- Starting the 2022 electoral campaign: Although the political campaigns already began almost six months ago, the official start of the pre-electoral period will take place in 2021. The approval of the president will play a determining role in the viability of coalition candidates to succeed President Duque and maintain their dominant position in Congress. However, the poor economic performance, the response to COVID-19, and the security situation will harm the interests of incumbents and fuel political campaigns by opponents. The role of the business sector will also shape political opinion regarding the country’s economic model.
- Mitigating climate change risks: 2020 was marked by natural disasters that have had an impact on the functioning of the local economy in places such as San Andrés and Providencia, Chocó, and Bolívar. This will put environmentalism at the center of the political agenda— especially because it is a priority for the incoming U.S. administration. Central topics of discussion will include deforestation, the energy transition, the Paris Agreement, and the Escazú Agreement. The climate crisis that we experienced in 2020 is likely to worsen in 2021 unless changes happen soon.
- Navigating foreign policy challenges: A new presidential administration in the U.S. will mean changes in substance and form in the U.S.-Colombian bilateral relationship. Although the main issues will continue to be drug trafficking, trade, and strategy towards Venezuela, it is clear that a Biden administration will make changes in the way the U.S. addresses these issues.
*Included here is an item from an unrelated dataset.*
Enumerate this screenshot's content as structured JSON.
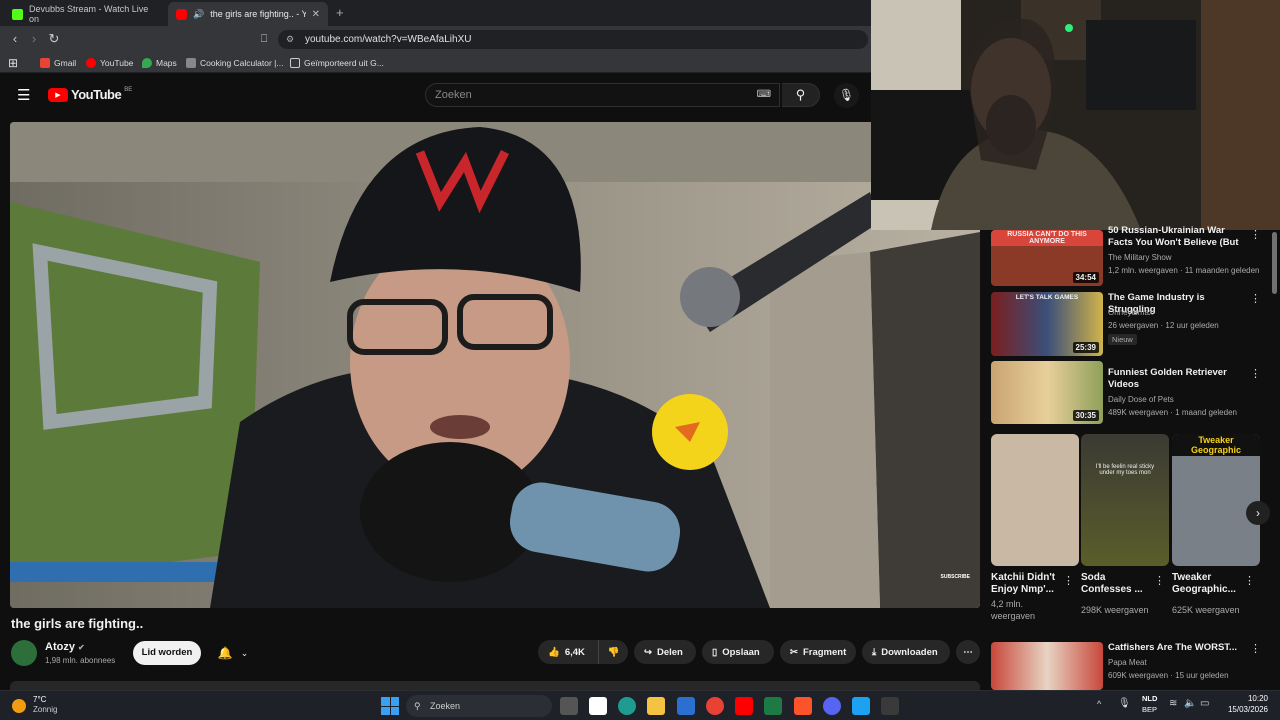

The government of Colombia and the Venezuelan opposition have few diplomatic and economic options to influence regime change in Venezuela, as Maduro consolidated his grip over the country after the National Assembly elections, and any action they take will depend on collaboration with the United States, the Lima Group, and the European Union. Finally, Colombia and Latin America will continue to be a centerpiece of the geopolitical strategies of both the U.S. and China.
- The security and implementation challenges of the Peace Agreement: There is no doubt that the end of the war with the FARC sparked the interest of many international investors in Colombia. In the minds of many, Colombia left behind decades of violence, which opened numerous opportunities in different sectors including infrastructure, mining, oil and gas, technology, agriculture, tourism, and services—a large part of them located in the municipalities most affected by the conflict. However, the deterioration of the security situation in rural areas and the expansion of territorial control by various organized armed groups has led to an increase in the number of homicides of former combatants and social leaders (more than 200 and 900 murders respectively) since the signing of the Peace Agreement. The lack of state guarantees regarding security for ex-combatants and inhabitants of the PDET municipalities puts the peace process in jeopardy and deteriorates investor confidence.
It is not difficult to foreshadow that 2021 will be a tough year for Colombia. While all the major economies in Latin America were badly hit by COVID-19, the subsequent recovery will be a chance for different countries to distinguish themselves and it may prove difficult for Colombia to do so as it continues to grapple with issues such as the implementation of the Peace Agreement with the FARC, the gradual deterioration of the security situation in urban and rural areas, and drug trafficking.